Mr. Luu discovered references to a Jack Magee on a veterans' Web site and, through Facebook, tracked down a man who had served in the same unit. "What do you want from Jack Magee?" the man asked. "I just want a father," Mr. Luu replied.

Mr. Luu had his DNA tested, and it was a match. In November, Mr. Magee, a retired teacher from California, visited Mr. Luu. "I was stunned he was out there," Mr. Magee, 75, said.

But the discovery, Mr. Luu has realized, has not solved his problems. What can a former felon do to make a better living? "I just wish I had met him before," Mr. Luu said. "He could have taught me things."

Brian Hjort, a Danish man who has helped Mr. Luu and other Vietnamese track down their fathers, says Amerasians often have unrealistically high expectations for reunions with fathers.
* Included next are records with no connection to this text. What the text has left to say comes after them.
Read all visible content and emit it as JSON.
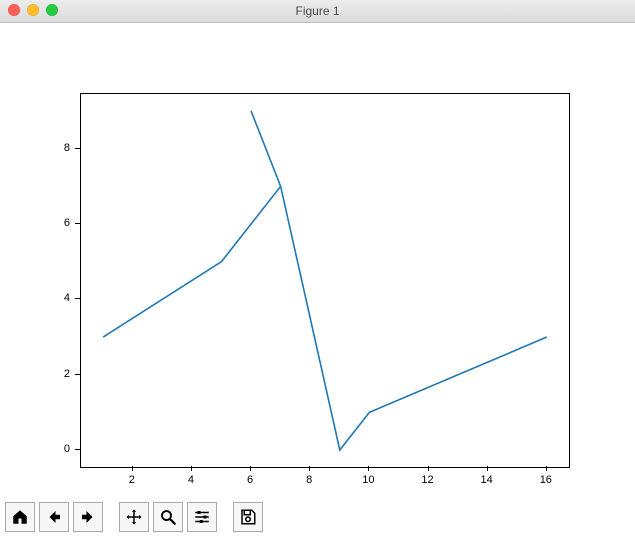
{
  "window": {
    "title": "Figure 1"
  },
  "toolbar": {
    "home": "Home",
    "back": "Back",
    "forward": "Forward",
    "pan": "Pan",
    "zoom": "Zoom",
    "configure": "Configure subplots",
    "save": "Save"
  },
  "chart_data": {
    "type": "line",
    "x": [
      1,
      5,
      7,
      6,
      7,
      9,
      10,
      16
    ],
    "y": [
      3,
      5,
      7,
      9,
      7,
      0,
      1,
      3
    ],
    "xlim": [
      0.25,
      16.75
    ],
    "ylim": [
      -0.45,
      9.45
    ],
    "xticks": [
      2,
      4,
      6,
      8,
      10,
      12,
      14,
      16
    ],
    "yticks": [
      0,
      2,
      4,
      6,
      8
    ],
    "line_color": "#1f77b4",
    "title": "",
    "xlabel": "",
    "ylabel": ""
  }
}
But the veterans they meet are often infirm or struggling economically.

An industrial painter from Copenhagen, Mr. Hjort, 42, first met Amerasians while traveling through Vietnam and the Philippines two decades ago and was struck by their desperate poverty.

News of Mr. Hjort's success traveled rapidly through Amerasian circles, and he was soon besieged with pleas for help. He took on more cases, charging only the cost of his trips to Vietnam. He created a Web site,, that brought more requests than he could handle.
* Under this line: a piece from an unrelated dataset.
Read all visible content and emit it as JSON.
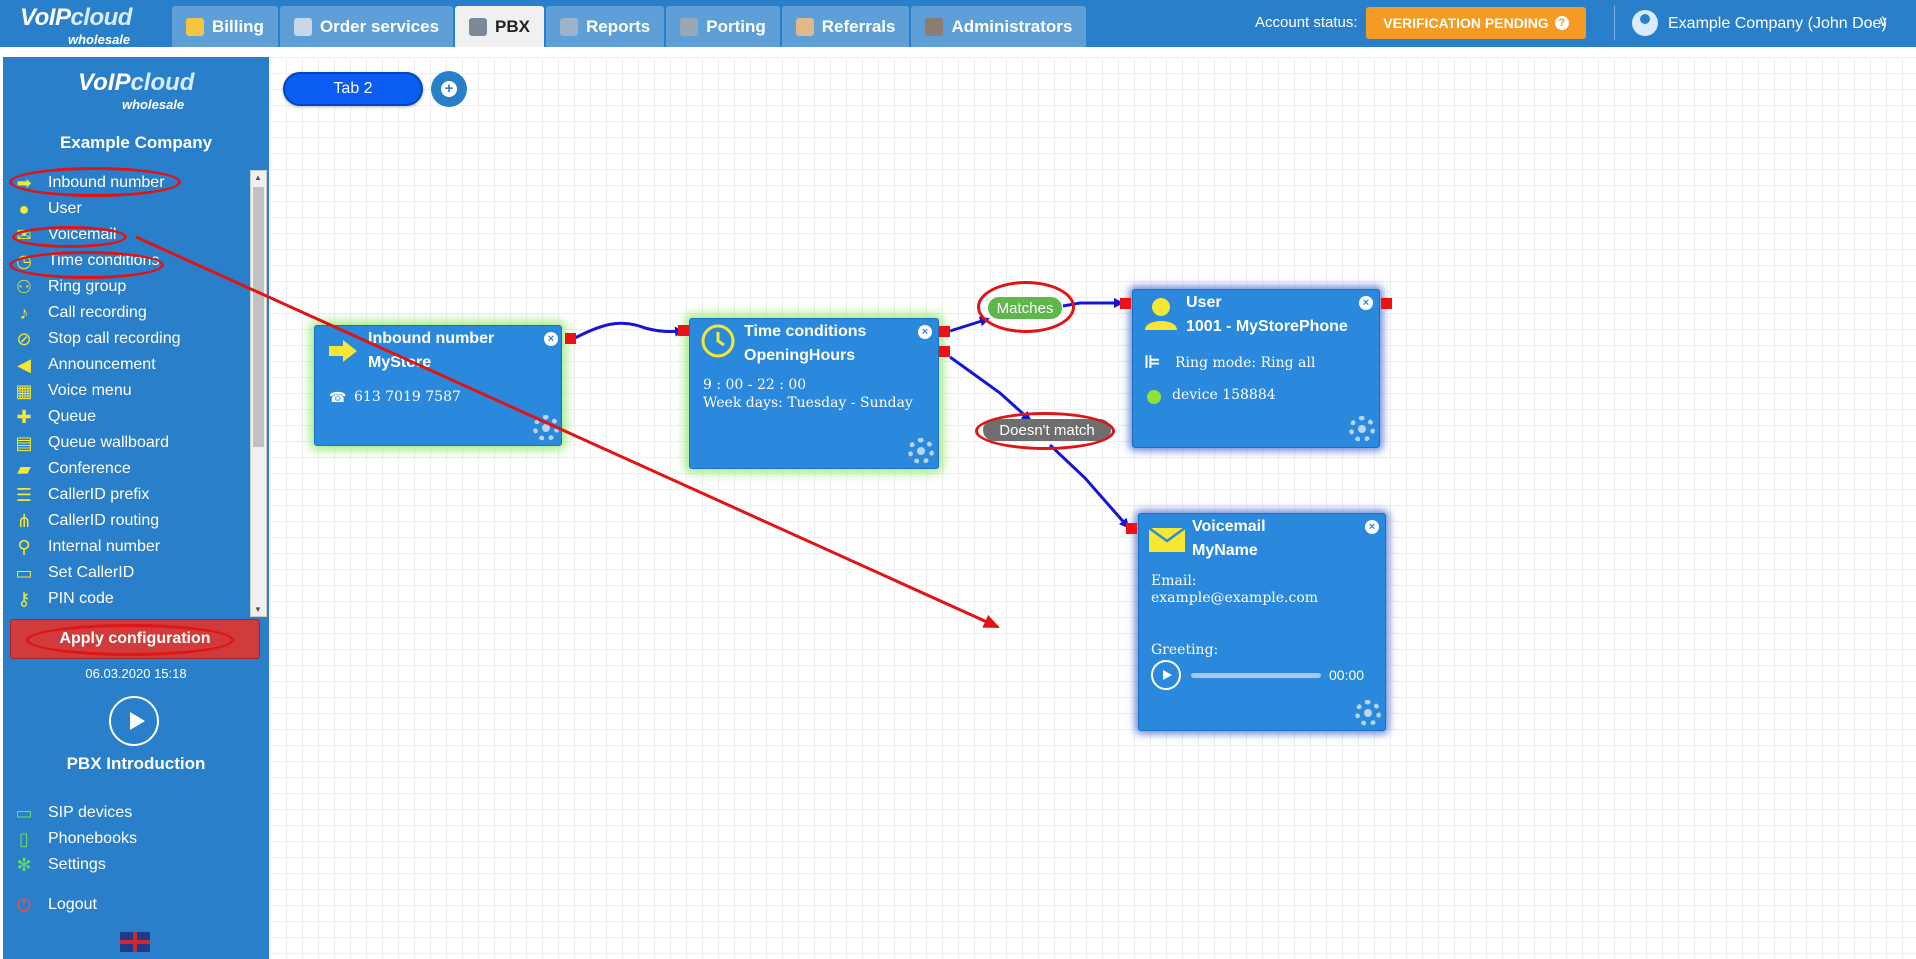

Working in his spare time, he has found scores of fathers. Perhaps two dozen have accepted their children. And veterans, too, have begun asking for help. James Copeland was one.

In 2011, Mr. Copeland decided to search for his own child.

He found Mr. Hjort and sent him money to visit Vietnam. Mr. Hjort found the village where Mr. Copeland had been based and tracked down the brother of an Amerasian woman who was living in America and who Mr. Hjort believed was Mr. Copeland's daughter.

Mr. Hjort sent a photograph of the woman and her mother to Mr. Copeland. He instantly recognized the mother as his old girlfriend. He eventually found his daughter, Tiffany Nguyen, in Reading, Pennsylvania, where she runs a nail salon at the Walmart. For a time, they talked nightly.

"There were a lot of years to cover," Mr. Copeland said. "I can sleep a lot better now."

But the reunion has also brought him heartache. His wife demanded that he not visit his daughter. After 37 years of marriage, he and his wife are separated.

Mr. Copeland now helps Mr. Hjort contact veterans they believe are fathers of Amerasians. He urges them to confront the possibility that they, like he, have Vietnamese children.

"Some people, they just want to move on and forget it," he said. "I don't see how they can do it. But there's a lot of them that I'm sure that's the case. They just want to forget."

The New York Times

(China Daily 09/22/2013 page10)